Records drawn from a dataset
┌──

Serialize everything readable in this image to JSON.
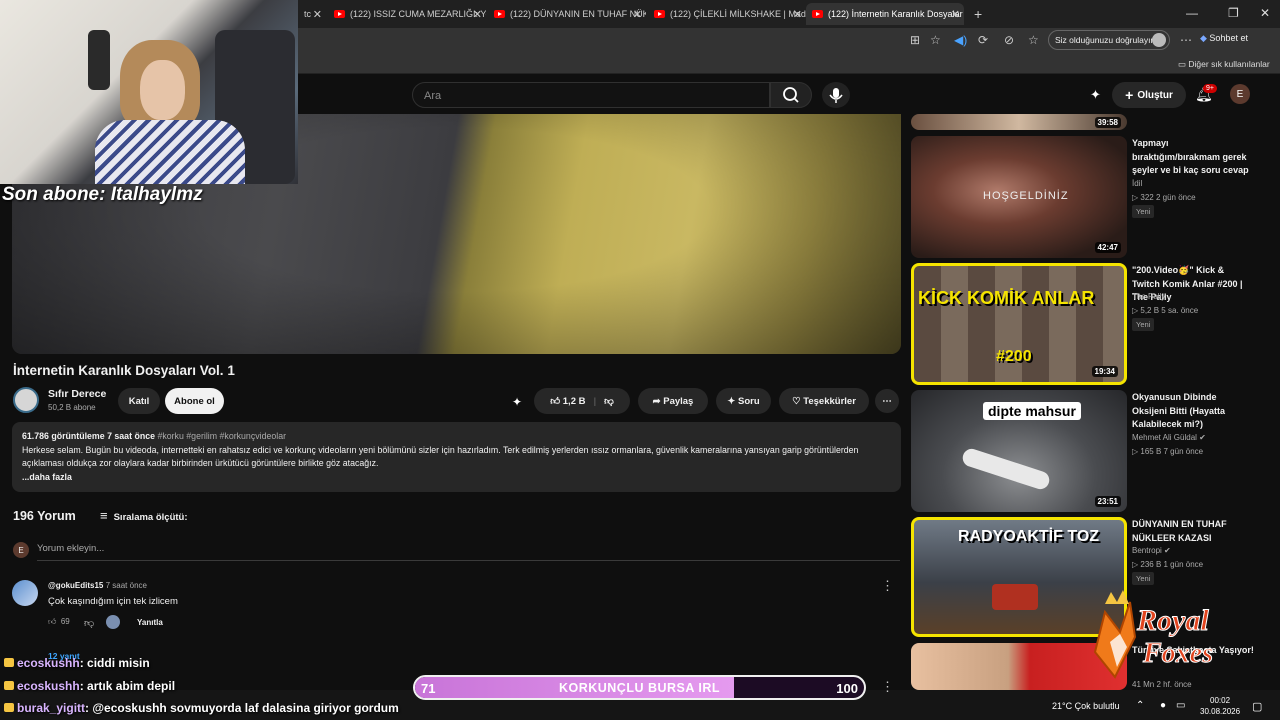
{
  "browser": {
    "tabs": [
      {
        "label": "tc"
      },
      {
        "label": "(122) ISSIZ CUMA MEZARLIĞI: Yer"
      },
      {
        "label": "(122) DÜNYANIN EN TUHAF NÜKL"
      },
      {
        "label": "(122) ÇİLEKLİ MİLKSHAKE | Madar"
      },
      {
        "label": "(122) İnternetin Karanlık Dosyalar"
      }
    ],
    "new_tab": "+",
    "signin_label": "Siz olduğunuzu doğrulayın",
    "copilot_label": "Sohbet et",
    "bookmarks_label": "Diğer sık kullanılanlar"
  },
  "youtube": {
    "search_placeholder": "Ara",
    "create_label": "Oluştur",
    "notif_badge": "9+",
    "avatar_letter": "E"
  },
  "stream": {
    "last_sub": "Son abone: Italhaylmz",
    "chat": [
      {
        "user": "ecoskushh",
        "text": ": ciddi misin"
      },
      {
        "user": "ecoskushh",
        "text": ": artık abim depil"
      },
      {
        "user": "burak_yigitt",
        "text": ": @ecoskushh sovmuyorda laf dalasina giriyor gordum"
      }
    ],
    "goal": {
      "current": "71",
      "label": "KORKUNÇLU BURSA IRL",
      "target": "100",
      "fraction": 0.71
    },
    "logo_text": "Royal Foxes"
  },
  "video": {
    "title": "İnternetin Karanlık Dosyaları Vol. 1",
    "channel": "Sıfır Derece",
    "subs": "50,2 B abone",
    "join": "Katıl",
    "subscribe": "Abone ol",
    "likes": "1,2 B",
    "share": "Paylaş",
    "ask": "Soru",
    "thanks": "Teşekkürler",
    "desc_meta": "61.786 görüntüleme  7 saat önce",
    "desc_tags": "#korku #gerilim #korkunçvideolar",
    "desc_text": "Herkese selam. Bugün bu videoda, internetteki en rahatsız edici ve korkunç videoların yeni bölümünü sizler için hazırladım. Terk edilmiş yerlerden ıssız ormanlara, güvenlik kameralarına yansıyan garip görüntülerden açıklaması oldukça zor olaylara kadar birbirinden ürkütücü görüntülere birlikte göz atacağız.",
    "desc_more": "...daha fazla"
  },
  "comments": {
    "count": "196 Yorum",
    "sort": "Sıralama ölçütü:",
    "add_placeholder": "Yorum ekleyin...",
    "my_initial": "E",
    "items": [
      {
        "author": "@gokuEdits15",
        "time": "7 saat önce",
        "text": "Çok kaşındığım için tek izlicem",
        "likes": "69",
        "reply": "Yanıtla",
        "replies": "12 yanıt"
      }
    ]
  },
  "sidebar": [
    {
      "duration": "39:58"
    },
    {
      "title": "Yapmayı bıraktığım/bırakmam gerek şeyler ve bi kaç soru cevap",
      "channel": "İdil",
      "stats": "▷ 322  2 gün önce",
      "badge": "Yeni",
      "duration": "42:47",
      "thumb_text": "HOŞGELDİNİZ"
    },
    {
      "title": "\"200.Video🥳\" Kick & Twitch Komik Anlar #200 | The Pally",
      "channel": "The Pally",
      "stats": "▷ 5,2 B  5 sa. önce",
      "badge": "Yeni",
      "duration": "19:34",
      "thumb_text": "KİCK KOMİK ANLAR",
      "thumb_text2": "#200"
    },
    {
      "title": "Okyanusun Dibinde Oksijeni Bitti (Hayatta Kalabilecek mi?)",
      "channel": "Mehmet Ali Güldal",
      "stats": "▷ 165 B  7 gün önce",
      "duration": "23:51",
      "thumb_text": "dipte mahsur"
    },
    {
      "title": "DÜNYANIN EN TUHAF NÜKLEER KAZASI",
      "channel": "Bentropi",
      "stats": "▷ 236 B  1 gün önce",
      "badge": "Yeni",
      "duration": "",
      "thumb_text": "RADYOAKTİF TOZ"
    },
    {
      "title": "Türkiye Sakiatbaçta Yaşıyor!",
      "channel": "Beast Gaming",
      "stats": "41 Mn  2 hf. önce"
    }
  ],
  "taskbar": {
    "weather": "21°C  Çok bulutlu",
    "time": "00:02",
    "date": "30.08.2026"
  }
}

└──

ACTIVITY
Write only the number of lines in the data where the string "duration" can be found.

THE ANSWER
5